--- Data extract ---

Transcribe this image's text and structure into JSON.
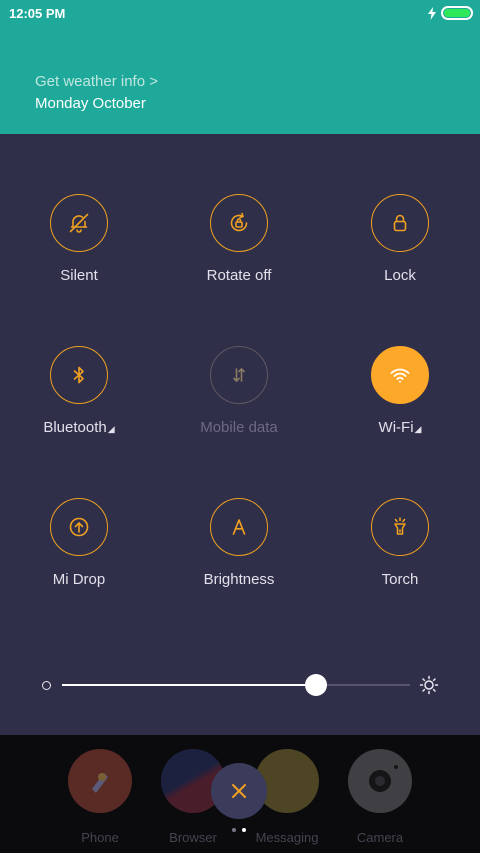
{
  "status_bar": {
    "time": "12:05 PM",
    "charging_icon": "bolt-icon",
    "battery_icon": "battery-icon",
    "battery_color": "#2ee85a"
  },
  "header": {
    "weather_link": "Get weather info >",
    "date": "Monday October",
    "background": "#1fa99a"
  },
  "toggles": [
    {
      "label": "Silent",
      "icon": "bell-off-icon",
      "state": "off"
    },
    {
      "label": "Rotate off",
      "icon": "rotate-lock-icon",
      "state": "off"
    },
    {
      "label": "Lock",
      "icon": "lock-icon",
      "state": "off"
    },
    {
      "label": "Bluetooth",
      "icon": "bluetooth-icon",
      "state": "off",
      "has_submenu": true
    },
    {
      "label": "Mobile data",
      "icon": "mobile-data-icon",
      "state": "disabled"
    },
    {
      "label": "Wi-Fi",
      "icon": "wifi-icon",
      "state": "on",
      "has_submenu": true
    },
    {
      "label": "Mi Drop",
      "icon": "upload-icon",
      "state": "off"
    },
    {
      "label": "Brightness",
      "icon": "auto-brightness-icon",
      "state": "off"
    },
    {
      "label": "Torch",
      "icon": "flashlight-icon",
      "state": "off"
    }
  ],
  "submenu_marker": "◢",
  "brightness": {
    "level": 0.73,
    "min_icon": "brightness-low-icon",
    "max_icon": "brightness-high-icon"
  },
  "dock": {
    "apps": [
      {
        "label": "Phone",
        "icon": "phone-app-icon"
      },
      {
        "label": "Browser",
        "icon": "browser-app-icon"
      },
      {
        "label": "Messaging",
        "icon": "messaging-app-icon"
      },
      {
        "label": "Camera",
        "icon": "camera-app-icon"
      }
    ],
    "close_icon": "close-icon",
    "page_count": 2,
    "current_page": 2
  },
  "colors": {
    "accent": "#fea82a",
    "panel": "#302f49",
    "header": "#1fa99a"
  }
}
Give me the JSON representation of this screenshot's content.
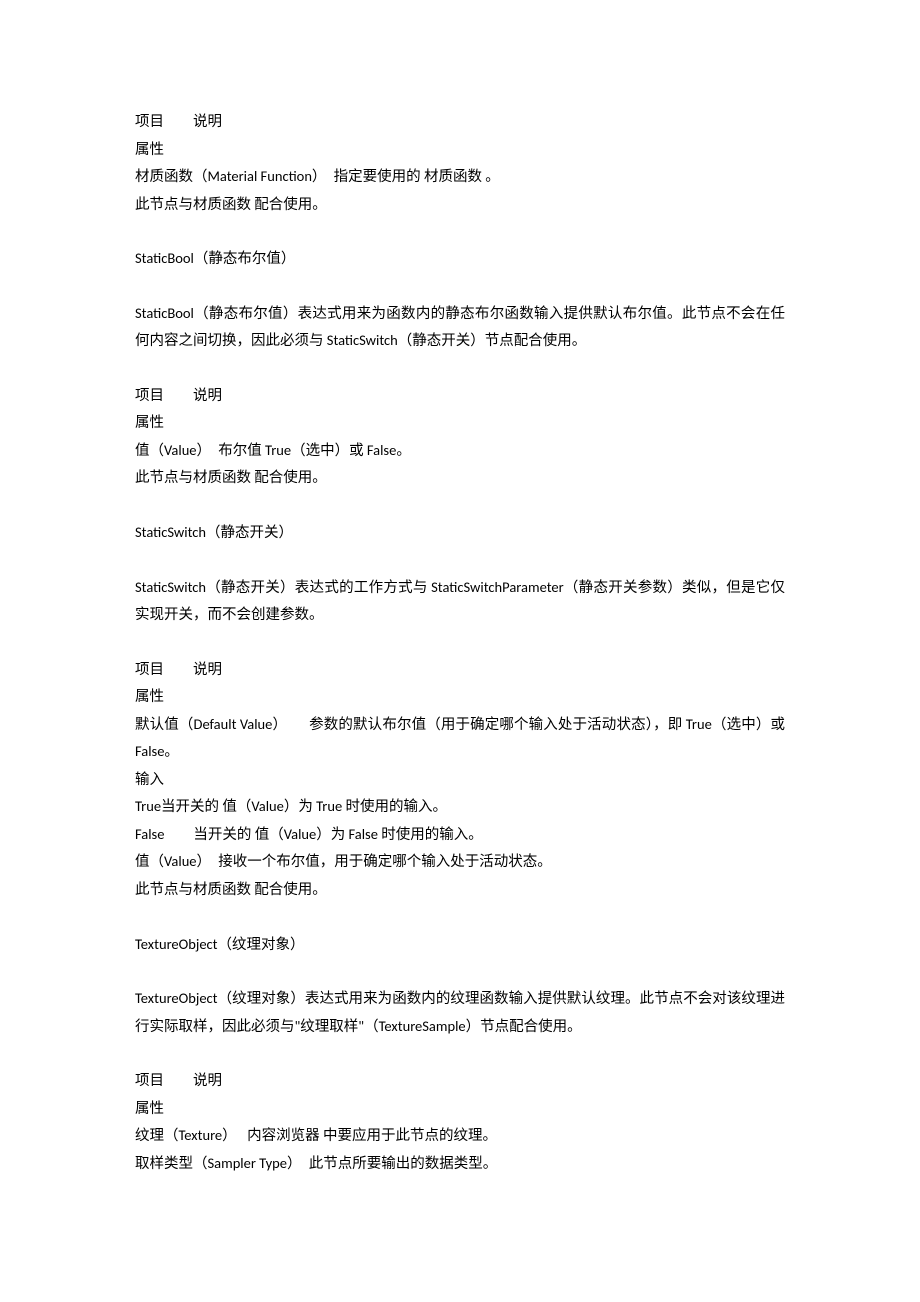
{
  "sections": [
    {
      "lines": [
        "项目　　说明",
        "属性",
        "材质函数（Material Function）　指定要使用的 材质函数 。",
        "此节点与材质函数 配合使用。"
      ]
    },
    {
      "lines": [
        "StaticBool（静态布尔值）"
      ]
    },
    {
      "lines": [
        "StaticBool（静态布尔值）表达式用来为函数内的静态布尔函数输入提供默认布尔值。此节点不会在任何内容之间切换，因此必须与 StaticSwitch（静态开关）节点配合使用。"
      ]
    },
    {
      "lines": [
        "项目　　说明",
        "属性",
        "值（Value）　布尔值 True（选中）或 False。",
        "此节点与材质函数 配合使用。"
      ]
    },
    {
      "lines": [
        "StaticSwitch（静态开关）"
      ]
    },
    {
      "lines": [
        "StaticSwitch（静态开关）表达式的工作方式与 StaticSwitchParameter（静态开关参数）类似，但是它仅实现开关，而不会创建参数。"
      ]
    },
    {
      "lines": [
        "项目　　说明",
        "属性",
        "默认值（Default Value）　　参数的默认布尔值（用于确定哪个输入处于活动状态），即 True（选中）或 False。",
        "输入",
        "True当开关的 值（Value）为 True 时使用的输入。",
        "False　　当开关的 值（Value）为 False 时使用的输入。",
        "值（Value）　接收一个布尔值，用于确定哪个输入处于活动状态。",
        "此节点与材质函数 配合使用。"
      ]
    },
    {
      "lines": [
        "TextureObject（纹理对象）"
      ]
    },
    {
      "lines": [
        "TextureObject（纹理对象）表达式用来为函数内的纹理函数输入提供默认纹理。此节点不会对该纹理进行实际取样，因此必须与\"纹理取样\"（TextureSample）节点配合使用。"
      ]
    },
    {
      "lines": [
        "项目　　说明",
        "属性",
        "纹理（Texture）　 内容浏览器 中要应用于此节点的纹理。",
        "取样类型（Sampler Type）　此节点所要输出的数据类型。"
      ]
    }
  ]
}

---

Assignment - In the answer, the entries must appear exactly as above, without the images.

Result of the exercise -
Transcribe this image's text and structure into JSON.
{
  "status_bar": {
    "time": "12:05 PM",
    "charging_icon": "bolt-icon",
    "battery_icon": "battery-icon",
    "battery_color": "#2ee85a"
  },
  "header": {
    "weather_link": "Get weather info >",
    "date": "Monday October",
    "background": "#1fa99a"
  },
  "toggles": [
    {
      "label": "Silent",
      "icon": "bell-off-icon",
      "state": "off"
    },
    {
      "label": "Rotate off",
      "icon": "rotate-lock-icon",
      "state": "off"
    },
    {
      "label": "Lock",
      "icon": "lock-icon",
      "state": "off"
    },
    {
      "label": "Bluetooth",
      "icon": "bluetooth-icon",
      "state": "off",
      "has_submenu": true
    },
    {
      "label": "Mobile data",
      "icon": "mobile-data-icon",
      "state": "disabled"
    },
    {
      "label": "Wi-Fi",
      "icon": "wifi-icon",
      "state": "on",
      "has_submenu": true
    },
    {
      "label": "Mi Drop",
      "icon": "upload-icon",
      "state": "off"
    },
    {
      "label": "Brightness",
      "icon": "auto-brightness-icon",
      "state": "off"
    },
    {
      "label": "Torch",
      "icon": "flashlight-icon",
      "state": "off"
    }
  ],
  "submenu_marker": "◢",
  "brightness": {
    "level": 0.73,
    "min_icon": "brightness-low-icon",
    "max_icon": "brightness-high-icon"
  },
  "dock": {
    "apps": [
      {
        "label": "Phone",
        "icon": "phone-app-icon"
      },
      {
        "label": "Browser",
        "icon": "browser-app-icon"
      },
      {
        "label": "Messaging",
        "icon": "messaging-app-icon"
      },
      {
        "label": "Camera",
        "icon": "camera-app-icon"
      }
    ],
    "close_icon": "close-icon",
    "page_count": 2,
    "current_page": 2
  },
  "colors": {
    "accent": "#fea82a",
    "panel": "#302f49",
    "header": "#1fa99a"
  }
}
Give me the JSON representation of this screenshot's content.
{
  "sections": [
    {
      "lines": [
        "项目　　说明",
        "属性",
        "材质函数（Material Function）　指定要使用的 材质函数 。",
        "此节点与材质函数 配合使用。"
      ]
    },
    {
      "lines": [
        "StaticBool（静态布尔值）"
      ]
    },
    {
      "lines": [
        "StaticBool（静态布尔值）表达式用来为函数内的静态布尔函数输入提供默认布尔值。此节点不会在任何内容之间切换，因此必须与 StaticSwitch（静态开关）节点配合使用。"
      ]
    },
    {
      "lines": [
        "项目　　说明",
        "属性",
        "值（Value）　布尔值 True（选中）或 False。",
        "此节点与材质函数 配合使用。"
      ]
    },
    {
      "lines": [
        "StaticSwitch（静态开关）"
      ]
    },
    {
      "lines": [
        "StaticSwitch（静态开关）表达式的工作方式与 StaticSwitchParameter（静态开关参数）类似，但是它仅实现开关，而不会创建参数。"
      ]
    },
    {
      "lines": [
        "项目　　说明",
        "属性",
        "默认值（Default Value）　　参数的默认布尔值（用于确定哪个输入处于活动状态），即 True（选中）或 False。",
        "输入",
        "True当开关的 值（Value）为 True 时使用的输入。",
        "False　　当开关的 值（Value）为 False 时使用的输入。",
        "值（Value）　接收一个布尔值，用于确定哪个输入处于活动状态。",
        "此节点与材质函数 配合使用。"
      ]
    },
    {
      "lines": [
        "TextureObject（纹理对象）"
      ]
    },
    {
      "lines": [
        "TextureObject（纹理对象）表达式用来为函数内的纹理函数输入提供默认纹理。此节点不会对该纹理进行实际取样，因此必须与\"纹理取样\"（TextureSample）节点配合使用。"
      ]
    },
    {
      "lines": [
        "项目　　说明",
        "属性",
        "纹理（Texture）　 内容浏览器 中要应用于此节点的纹理。",
        "取样类型（Sampler Type）　此节点所要输出的数据类型。"
      ]
    }
  ]
}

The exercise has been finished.